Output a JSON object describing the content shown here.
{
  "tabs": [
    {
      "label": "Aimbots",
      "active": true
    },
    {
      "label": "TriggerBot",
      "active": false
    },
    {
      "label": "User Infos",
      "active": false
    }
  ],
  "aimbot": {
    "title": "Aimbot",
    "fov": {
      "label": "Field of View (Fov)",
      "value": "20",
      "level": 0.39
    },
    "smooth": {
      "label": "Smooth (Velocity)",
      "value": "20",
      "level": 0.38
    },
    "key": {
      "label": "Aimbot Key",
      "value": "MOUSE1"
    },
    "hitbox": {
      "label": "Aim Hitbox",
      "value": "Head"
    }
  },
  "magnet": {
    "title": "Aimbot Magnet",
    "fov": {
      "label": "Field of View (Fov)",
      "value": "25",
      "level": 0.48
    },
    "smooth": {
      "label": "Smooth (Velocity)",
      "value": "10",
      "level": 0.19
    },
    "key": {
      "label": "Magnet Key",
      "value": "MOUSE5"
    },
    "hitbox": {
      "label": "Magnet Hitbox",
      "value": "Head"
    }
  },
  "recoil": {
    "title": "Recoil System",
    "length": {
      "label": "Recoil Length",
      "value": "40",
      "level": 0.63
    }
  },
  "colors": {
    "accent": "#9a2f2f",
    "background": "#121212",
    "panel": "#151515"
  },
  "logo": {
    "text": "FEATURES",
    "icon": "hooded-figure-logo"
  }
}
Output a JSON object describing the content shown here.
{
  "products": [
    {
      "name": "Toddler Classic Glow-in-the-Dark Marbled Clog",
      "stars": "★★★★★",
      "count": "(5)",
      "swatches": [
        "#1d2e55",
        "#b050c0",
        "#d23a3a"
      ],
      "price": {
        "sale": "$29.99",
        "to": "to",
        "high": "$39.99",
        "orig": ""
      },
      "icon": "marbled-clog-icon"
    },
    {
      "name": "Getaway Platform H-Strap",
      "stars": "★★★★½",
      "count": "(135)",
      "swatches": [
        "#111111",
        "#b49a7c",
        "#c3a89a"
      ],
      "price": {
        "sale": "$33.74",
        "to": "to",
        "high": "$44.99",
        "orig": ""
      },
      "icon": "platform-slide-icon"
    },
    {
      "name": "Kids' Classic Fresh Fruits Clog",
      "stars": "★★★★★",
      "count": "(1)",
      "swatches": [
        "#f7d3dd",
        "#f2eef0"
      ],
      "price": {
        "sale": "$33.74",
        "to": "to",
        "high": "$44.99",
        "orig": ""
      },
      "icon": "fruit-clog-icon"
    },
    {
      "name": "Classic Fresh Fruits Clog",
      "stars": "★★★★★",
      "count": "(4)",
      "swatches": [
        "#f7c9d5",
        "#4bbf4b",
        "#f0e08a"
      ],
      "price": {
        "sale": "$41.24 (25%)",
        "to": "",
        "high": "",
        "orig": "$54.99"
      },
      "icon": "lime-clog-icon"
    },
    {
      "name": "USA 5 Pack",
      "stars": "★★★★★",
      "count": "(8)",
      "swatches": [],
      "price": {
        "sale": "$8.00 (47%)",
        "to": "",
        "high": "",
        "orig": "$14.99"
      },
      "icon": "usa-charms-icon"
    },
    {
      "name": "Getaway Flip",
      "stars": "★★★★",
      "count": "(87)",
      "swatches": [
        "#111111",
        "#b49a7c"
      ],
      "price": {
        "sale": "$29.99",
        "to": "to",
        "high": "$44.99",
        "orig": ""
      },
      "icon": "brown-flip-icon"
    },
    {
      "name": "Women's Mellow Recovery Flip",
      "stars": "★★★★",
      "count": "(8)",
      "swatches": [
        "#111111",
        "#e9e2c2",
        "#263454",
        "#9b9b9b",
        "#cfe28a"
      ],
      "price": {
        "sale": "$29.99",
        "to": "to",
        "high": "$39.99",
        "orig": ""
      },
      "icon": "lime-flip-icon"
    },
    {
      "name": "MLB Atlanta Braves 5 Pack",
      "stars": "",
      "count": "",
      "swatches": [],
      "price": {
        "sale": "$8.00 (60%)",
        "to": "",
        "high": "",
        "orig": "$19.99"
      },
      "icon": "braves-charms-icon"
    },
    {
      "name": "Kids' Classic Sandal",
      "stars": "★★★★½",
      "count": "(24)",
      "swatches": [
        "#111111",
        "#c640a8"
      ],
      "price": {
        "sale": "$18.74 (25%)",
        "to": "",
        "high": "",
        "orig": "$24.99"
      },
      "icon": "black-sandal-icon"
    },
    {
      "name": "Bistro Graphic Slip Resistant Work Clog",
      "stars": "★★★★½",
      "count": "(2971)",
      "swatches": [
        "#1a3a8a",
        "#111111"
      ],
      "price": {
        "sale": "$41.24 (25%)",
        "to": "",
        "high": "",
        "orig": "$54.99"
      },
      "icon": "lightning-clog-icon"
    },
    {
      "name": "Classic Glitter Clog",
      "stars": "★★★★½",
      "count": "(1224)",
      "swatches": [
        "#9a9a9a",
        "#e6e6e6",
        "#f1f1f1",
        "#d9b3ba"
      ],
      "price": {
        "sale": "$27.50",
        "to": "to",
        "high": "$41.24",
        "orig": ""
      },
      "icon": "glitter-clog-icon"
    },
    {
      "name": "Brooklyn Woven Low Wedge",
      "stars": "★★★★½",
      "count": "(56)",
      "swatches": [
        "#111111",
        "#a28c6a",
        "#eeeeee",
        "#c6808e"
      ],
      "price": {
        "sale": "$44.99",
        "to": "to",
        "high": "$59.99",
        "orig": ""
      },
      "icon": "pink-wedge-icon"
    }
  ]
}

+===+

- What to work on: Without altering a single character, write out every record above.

- Task answer:
Output a JSON object describing the content shown here.
{
  "tabs": [
    {
      "label": "Aimbots",
      "active": true
    },
    {
      "label": "TriggerBot",
      "active": false
    },
    {
      "label": "User Infos",
      "active": false
    }
  ],
  "aimbot": {
    "title": "Aimbot",
    "fov": {
      "label": "Field of View (Fov)",
      "value": "20",
      "level": 0.39
    },
    "smooth": {
      "label": "Smooth (Velocity)",
      "value": "20",
      "level": 0.38
    },
    "key": {
      "label": "Aimbot Key",
      "value": "MOUSE1"
    },
    "hitbox": {
      "label": "Aim Hitbox",
      "value": "Head"
    }
  },
  "magnet": {
    "title": "Aimbot Magnet",
    "fov": {
      "label": "Field of View (Fov)",
      "value": "25",
      "level": 0.48
    },
    "smooth": {
      "label": "Smooth (Velocity)",
      "value": "10",
      "level": 0.19
    },
    "key": {
      "label": "Magnet Key",
      "value": "MOUSE5"
    },
    "hitbox": {
      "label": "Magnet Hitbox",
      "value": "Head"
    }
  },
  "recoil": {
    "title": "Recoil System",
    "length": {
      "label": "Recoil Length",
      "value": "40",
      "level": 0.63
    }
  },
  "colors": {
    "accent": "#9a2f2f",
    "background": "#121212",
    "panel": "#151515"
  },
  "logo": {
    "text": "FEATURES",
    "icon": "hooded-figure-logo"
  }
}
Output a JSON object describing the content shown here.
{
  "products": [
    {
      "name": "Toddler Classic Glow-in-the-Dark Marbled Clog",
      "stars": "★★★★★",
      "count": "(5)",
      "swatches": [
        "#1d2e55",
        "#b050c0",
        "#d23a3a"
      ],
      "price": {
        "sale": "$29.99",
        "to": "to",
        "high": "$39.99",
        "orig": ""
      },
      "icon": "marbled-clog-icon"
    },
    {
      "name": "Getaway Platform H-Strap",
      "stars": "★★★★½",
      "count": "(135)",
      "swatches": [
        "#111111",
        "#b49a7c",
        "#c3a89a"
      ],
      "price": {
        "sale": "$33.74",
        "to": "to",
        "high": "$44.99",
        "orig": ""
      },
      "icon": "platform-slide-icon"
    },
    {
      "name": "Kids' Classic Fresh Fruits Clog",
      "stars": "★★★★★",
      "count": "(1)",
      "swatches": [
        "#f7d3dd",
        "#f2eef0"
      ],
      "price": {
        "sale": "$33.74",
        "to": "to",
        "high": "$44.99",
        "orig": ""
      },
      "icon": "fruit-clog-icon"
    },
    {
      "name": "Classic Fresh Fruits Clog",
      "stars": "★★★★★",
      "count": "(4)",
      "swatches": [
        "#f7c9d5",
        "#4bbf4b",
        "#f0e08a"
      ],
      "price": {
        "sale": "$41.24 (25%)",
        "to": "",
        "high": "",
        "orig": "$54.99"
      },
      "icon": "lime-clog-icon"
    },
    {
      "name": "USA 5 Pack",
      "stars": "★★★★★",
      "count": "(8)",
      "swatches": [],
      "price": {
        "sale": "$8.00 (47%)",
        "to": "",
        "high": "",
        "orig": "$14.99"
      },
      "icon": "usa-charms-icon"
    },
    {
      "name": "Getaway Flip",
      "stars": "★★★★",
      "count": "(87)",
      "swatches": [
        "#111111",
        "#b49a7c"
      ],
      "price": {
        "sale": "$29.99",
        "to": "to",
        "high": "$44.99",
        "orig": ""
      },
      "icon": "brown-flip-icon"
    },
    {
      "name": "Women's Mellow Recovery Flip",
      "stars": "★★★★",
      "count": "(8)",
      "swatches": [
        "#111111",
        "#e9e2c2",
        "#263454",
        "#9b9b9b",
        "#cfe28a"
      ],
      "price": {
        "sale": "$29.99",
        "to": "to",
        "high": "$39.99",
        "orig": ""
      },
      "icon": "lime-flip-icon"
    },
    {
      "name": "MLB Atlanta Braves 5 Pack",
      "stars": "",
      "count": "",
      "swatches": [],
      "price": {
        "sale": "$8.00 (60%)",
        "to": "",
        "high": "",
        "orig": "$19.99"
      },
      "icon": "braves-charms-icon"
    },
    {
      "name": "Kids' Classic Sandal",
      "stars": "★★★★½",
      "count": "(24)",
      "swatches": [
        "#111111",
        "#c640a8"
      ],
      "price": {
        "sale": "$18.74 (25%)",
        "to": "",
        "high": "",
        "orig": "$24.99"
      },
      "icon": "black-sandal-icon"
    },
    {
      "name": "Bistro Graphic Slip Resistant Work Clog",
      "stars": "★★★★½",
      "count": "(2971)",
      "swatches": [
        "#1a3a8a",
        "#111111"
      ],
      "price": {
        "sale": "$41.24 (25%)",
        "to": "",
        "high": "",
        "orig": "$54.99"
      },
      "icon": "lightning-clog-icon"
    },
    {
      "name": "Classic Glitter Clog",
      "stars": "★★★★½",
      "count": "(1224)",
      "swatches": [
        "#9a9a9a",
        "#e6e6e6",
        "#f1f1f1",
        "#d9b3ba"
      ],
      "price": {
        "sale": "$27.50",
        "to": "to",
        "high": "$41.24",
        "orig": ""
      },
      "icon": "glitter-clog-icon"
    },
    {
      "name": "Brooklyn Woven Low Wedge",
      "stars": "★★★★½",
      "count": "(56)",
      "swatches": [
        "#111111",
        "#a28c6a",
        "#eeeeee",
        "#c6808e"
      ],
      "price": {
        "sale": "$44.99",
        "to": "to",
        "high": "$59.99",
        "orig": ""
      },
      "icon": "pink-wedge-icon"
    }
  ]
}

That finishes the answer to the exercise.